Task brief:
Below are the records; copy each line in which "dalam" occurs.

*** Study material ***

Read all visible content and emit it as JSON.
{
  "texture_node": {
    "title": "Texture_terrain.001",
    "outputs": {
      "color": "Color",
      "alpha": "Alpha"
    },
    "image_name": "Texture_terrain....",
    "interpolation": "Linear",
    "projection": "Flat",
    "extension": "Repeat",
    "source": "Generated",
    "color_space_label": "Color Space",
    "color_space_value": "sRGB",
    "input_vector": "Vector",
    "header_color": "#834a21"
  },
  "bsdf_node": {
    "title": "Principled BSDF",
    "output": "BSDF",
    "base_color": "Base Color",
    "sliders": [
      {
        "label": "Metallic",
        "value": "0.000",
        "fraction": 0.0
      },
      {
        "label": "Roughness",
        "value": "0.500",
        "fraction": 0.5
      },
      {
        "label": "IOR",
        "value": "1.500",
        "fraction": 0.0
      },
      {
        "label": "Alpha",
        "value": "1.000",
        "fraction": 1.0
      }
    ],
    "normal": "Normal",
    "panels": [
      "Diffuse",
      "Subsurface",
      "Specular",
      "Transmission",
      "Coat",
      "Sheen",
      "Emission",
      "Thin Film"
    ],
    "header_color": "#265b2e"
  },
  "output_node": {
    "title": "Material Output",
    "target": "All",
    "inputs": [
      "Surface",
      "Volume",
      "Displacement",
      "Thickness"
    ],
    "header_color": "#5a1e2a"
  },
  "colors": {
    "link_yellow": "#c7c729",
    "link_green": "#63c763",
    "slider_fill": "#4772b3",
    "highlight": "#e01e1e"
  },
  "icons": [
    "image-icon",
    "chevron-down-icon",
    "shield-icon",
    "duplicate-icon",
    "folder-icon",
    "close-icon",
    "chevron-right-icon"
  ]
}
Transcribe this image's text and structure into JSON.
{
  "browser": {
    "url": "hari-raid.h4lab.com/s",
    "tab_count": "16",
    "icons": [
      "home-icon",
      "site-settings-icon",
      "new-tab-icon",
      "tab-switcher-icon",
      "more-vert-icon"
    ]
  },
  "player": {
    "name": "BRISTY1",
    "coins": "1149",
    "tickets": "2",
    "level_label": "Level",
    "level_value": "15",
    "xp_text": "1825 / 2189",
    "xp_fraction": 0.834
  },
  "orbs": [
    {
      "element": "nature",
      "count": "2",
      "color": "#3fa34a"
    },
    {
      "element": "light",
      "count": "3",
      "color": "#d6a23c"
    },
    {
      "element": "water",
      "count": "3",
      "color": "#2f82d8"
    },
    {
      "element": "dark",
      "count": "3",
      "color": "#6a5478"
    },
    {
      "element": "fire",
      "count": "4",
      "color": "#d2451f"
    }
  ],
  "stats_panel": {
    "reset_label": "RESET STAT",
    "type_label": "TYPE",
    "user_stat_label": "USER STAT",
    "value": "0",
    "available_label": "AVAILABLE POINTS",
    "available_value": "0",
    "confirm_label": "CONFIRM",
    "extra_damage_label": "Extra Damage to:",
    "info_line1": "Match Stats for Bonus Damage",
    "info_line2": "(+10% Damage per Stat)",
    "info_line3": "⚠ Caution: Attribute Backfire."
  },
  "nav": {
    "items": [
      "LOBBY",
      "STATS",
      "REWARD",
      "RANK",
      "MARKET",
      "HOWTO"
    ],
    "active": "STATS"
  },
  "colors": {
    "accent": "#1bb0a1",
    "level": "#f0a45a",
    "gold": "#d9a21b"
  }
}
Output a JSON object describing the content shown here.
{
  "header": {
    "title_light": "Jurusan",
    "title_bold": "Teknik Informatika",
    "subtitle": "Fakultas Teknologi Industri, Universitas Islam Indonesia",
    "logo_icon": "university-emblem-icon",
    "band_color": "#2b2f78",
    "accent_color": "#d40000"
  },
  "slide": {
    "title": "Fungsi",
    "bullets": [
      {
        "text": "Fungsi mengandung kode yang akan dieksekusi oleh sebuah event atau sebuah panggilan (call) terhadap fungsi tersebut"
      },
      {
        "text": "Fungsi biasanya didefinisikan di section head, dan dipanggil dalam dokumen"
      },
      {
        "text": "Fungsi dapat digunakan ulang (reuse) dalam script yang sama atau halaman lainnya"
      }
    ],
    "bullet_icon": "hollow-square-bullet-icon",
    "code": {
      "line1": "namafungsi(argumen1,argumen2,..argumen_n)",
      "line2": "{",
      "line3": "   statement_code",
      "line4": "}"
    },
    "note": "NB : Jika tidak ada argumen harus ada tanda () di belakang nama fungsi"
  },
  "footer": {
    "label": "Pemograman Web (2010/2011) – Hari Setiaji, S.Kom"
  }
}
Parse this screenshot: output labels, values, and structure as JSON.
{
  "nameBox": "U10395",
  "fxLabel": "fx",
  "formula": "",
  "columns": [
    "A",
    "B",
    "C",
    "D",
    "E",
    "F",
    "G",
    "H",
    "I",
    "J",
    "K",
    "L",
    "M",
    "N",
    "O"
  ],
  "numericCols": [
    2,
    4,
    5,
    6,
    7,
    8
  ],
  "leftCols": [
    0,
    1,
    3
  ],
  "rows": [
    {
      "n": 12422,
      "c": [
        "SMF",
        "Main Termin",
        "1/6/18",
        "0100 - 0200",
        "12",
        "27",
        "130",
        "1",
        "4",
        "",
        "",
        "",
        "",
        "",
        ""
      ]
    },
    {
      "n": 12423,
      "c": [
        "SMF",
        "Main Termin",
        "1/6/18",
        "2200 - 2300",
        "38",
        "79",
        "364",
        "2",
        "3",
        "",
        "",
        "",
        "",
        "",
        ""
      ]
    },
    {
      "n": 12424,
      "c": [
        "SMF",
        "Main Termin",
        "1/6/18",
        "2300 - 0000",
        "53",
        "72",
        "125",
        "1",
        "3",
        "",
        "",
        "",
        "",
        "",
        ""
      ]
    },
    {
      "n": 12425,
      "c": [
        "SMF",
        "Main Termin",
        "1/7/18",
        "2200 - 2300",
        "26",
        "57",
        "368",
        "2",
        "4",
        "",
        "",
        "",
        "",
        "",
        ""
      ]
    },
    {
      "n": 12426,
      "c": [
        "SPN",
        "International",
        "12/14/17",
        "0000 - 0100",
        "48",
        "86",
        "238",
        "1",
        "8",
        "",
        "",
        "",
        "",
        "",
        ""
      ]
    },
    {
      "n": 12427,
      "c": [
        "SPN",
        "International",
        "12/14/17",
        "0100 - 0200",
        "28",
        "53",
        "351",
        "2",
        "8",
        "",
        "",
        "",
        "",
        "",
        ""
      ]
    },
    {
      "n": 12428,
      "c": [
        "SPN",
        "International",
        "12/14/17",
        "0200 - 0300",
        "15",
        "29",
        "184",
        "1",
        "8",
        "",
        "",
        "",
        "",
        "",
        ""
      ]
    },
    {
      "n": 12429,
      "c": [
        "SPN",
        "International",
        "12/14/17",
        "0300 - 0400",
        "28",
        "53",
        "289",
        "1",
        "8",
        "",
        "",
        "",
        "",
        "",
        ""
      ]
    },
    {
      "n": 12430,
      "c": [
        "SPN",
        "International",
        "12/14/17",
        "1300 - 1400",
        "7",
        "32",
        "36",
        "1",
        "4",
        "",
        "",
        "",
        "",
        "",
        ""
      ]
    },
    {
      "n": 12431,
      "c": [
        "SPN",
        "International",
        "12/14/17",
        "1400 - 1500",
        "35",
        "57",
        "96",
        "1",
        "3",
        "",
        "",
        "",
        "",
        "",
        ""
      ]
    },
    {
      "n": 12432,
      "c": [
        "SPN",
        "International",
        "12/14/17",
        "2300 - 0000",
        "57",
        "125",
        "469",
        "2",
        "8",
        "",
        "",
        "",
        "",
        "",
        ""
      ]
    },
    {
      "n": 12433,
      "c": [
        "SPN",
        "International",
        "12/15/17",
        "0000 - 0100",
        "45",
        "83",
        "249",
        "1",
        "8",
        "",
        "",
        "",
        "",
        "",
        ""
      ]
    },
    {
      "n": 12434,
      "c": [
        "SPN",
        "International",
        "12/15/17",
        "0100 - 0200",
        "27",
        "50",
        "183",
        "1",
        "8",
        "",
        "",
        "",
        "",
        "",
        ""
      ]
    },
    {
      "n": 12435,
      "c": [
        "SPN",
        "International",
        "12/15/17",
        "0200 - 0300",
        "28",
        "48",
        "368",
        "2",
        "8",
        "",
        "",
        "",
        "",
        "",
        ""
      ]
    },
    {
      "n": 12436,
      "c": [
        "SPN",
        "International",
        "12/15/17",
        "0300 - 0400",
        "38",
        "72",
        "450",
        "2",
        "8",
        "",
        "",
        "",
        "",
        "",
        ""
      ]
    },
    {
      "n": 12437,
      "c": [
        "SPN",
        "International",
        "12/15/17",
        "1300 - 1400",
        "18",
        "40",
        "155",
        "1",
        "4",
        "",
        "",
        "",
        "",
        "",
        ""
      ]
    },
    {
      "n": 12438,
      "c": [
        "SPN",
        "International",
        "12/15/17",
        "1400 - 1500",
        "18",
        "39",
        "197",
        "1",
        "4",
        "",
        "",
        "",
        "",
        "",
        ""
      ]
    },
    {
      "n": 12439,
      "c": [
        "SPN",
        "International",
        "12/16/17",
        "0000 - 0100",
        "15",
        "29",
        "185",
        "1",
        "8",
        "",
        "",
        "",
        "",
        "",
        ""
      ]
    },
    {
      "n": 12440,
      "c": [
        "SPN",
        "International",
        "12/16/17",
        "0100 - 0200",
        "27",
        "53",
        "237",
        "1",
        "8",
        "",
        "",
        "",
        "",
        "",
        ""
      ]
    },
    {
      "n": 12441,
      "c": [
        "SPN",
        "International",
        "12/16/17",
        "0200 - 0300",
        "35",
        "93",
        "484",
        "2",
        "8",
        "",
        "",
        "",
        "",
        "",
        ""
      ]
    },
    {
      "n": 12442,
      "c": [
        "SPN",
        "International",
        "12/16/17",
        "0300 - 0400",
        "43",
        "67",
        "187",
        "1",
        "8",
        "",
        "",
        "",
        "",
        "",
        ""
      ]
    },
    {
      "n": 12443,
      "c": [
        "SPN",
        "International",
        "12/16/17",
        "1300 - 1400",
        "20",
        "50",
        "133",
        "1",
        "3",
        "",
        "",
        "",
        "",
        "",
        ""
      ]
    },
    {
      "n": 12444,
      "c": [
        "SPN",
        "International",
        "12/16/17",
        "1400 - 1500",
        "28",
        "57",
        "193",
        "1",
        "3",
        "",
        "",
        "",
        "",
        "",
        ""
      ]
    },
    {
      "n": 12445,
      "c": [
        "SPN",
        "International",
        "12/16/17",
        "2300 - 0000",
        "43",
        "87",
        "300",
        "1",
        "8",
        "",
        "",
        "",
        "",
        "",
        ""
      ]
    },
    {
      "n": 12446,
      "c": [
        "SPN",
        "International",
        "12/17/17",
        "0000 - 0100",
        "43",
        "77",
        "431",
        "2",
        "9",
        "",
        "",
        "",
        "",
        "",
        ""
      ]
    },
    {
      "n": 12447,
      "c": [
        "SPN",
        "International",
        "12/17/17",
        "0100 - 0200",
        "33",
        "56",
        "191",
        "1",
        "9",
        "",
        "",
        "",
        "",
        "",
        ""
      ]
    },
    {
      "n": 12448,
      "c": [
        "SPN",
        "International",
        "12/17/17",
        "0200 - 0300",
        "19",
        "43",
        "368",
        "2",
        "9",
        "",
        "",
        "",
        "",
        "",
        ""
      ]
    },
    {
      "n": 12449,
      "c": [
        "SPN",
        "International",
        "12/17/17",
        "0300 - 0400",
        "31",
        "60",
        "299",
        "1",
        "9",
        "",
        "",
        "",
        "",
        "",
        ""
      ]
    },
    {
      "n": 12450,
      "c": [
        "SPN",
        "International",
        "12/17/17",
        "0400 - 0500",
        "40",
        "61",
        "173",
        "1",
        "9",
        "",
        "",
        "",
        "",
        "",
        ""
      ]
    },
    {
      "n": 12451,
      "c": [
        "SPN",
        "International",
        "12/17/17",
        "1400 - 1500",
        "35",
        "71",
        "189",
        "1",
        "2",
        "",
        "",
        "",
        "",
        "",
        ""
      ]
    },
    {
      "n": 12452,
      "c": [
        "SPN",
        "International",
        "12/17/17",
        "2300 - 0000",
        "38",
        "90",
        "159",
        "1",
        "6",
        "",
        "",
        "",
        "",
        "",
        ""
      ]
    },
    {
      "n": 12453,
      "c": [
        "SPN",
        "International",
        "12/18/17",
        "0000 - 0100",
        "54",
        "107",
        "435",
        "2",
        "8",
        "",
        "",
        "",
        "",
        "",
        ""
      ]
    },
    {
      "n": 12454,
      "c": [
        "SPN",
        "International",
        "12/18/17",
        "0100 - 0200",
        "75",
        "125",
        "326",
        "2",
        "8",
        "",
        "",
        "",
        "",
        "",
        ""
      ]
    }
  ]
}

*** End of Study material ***

Task result:
        "text": "Fungsi biasanya didefinisikan di section head, dan dipanggil dalam dokumen"
        "text": "Fungsi dapat digunakan ulang (reuse) dalam script yang sama atau halaman lainnya"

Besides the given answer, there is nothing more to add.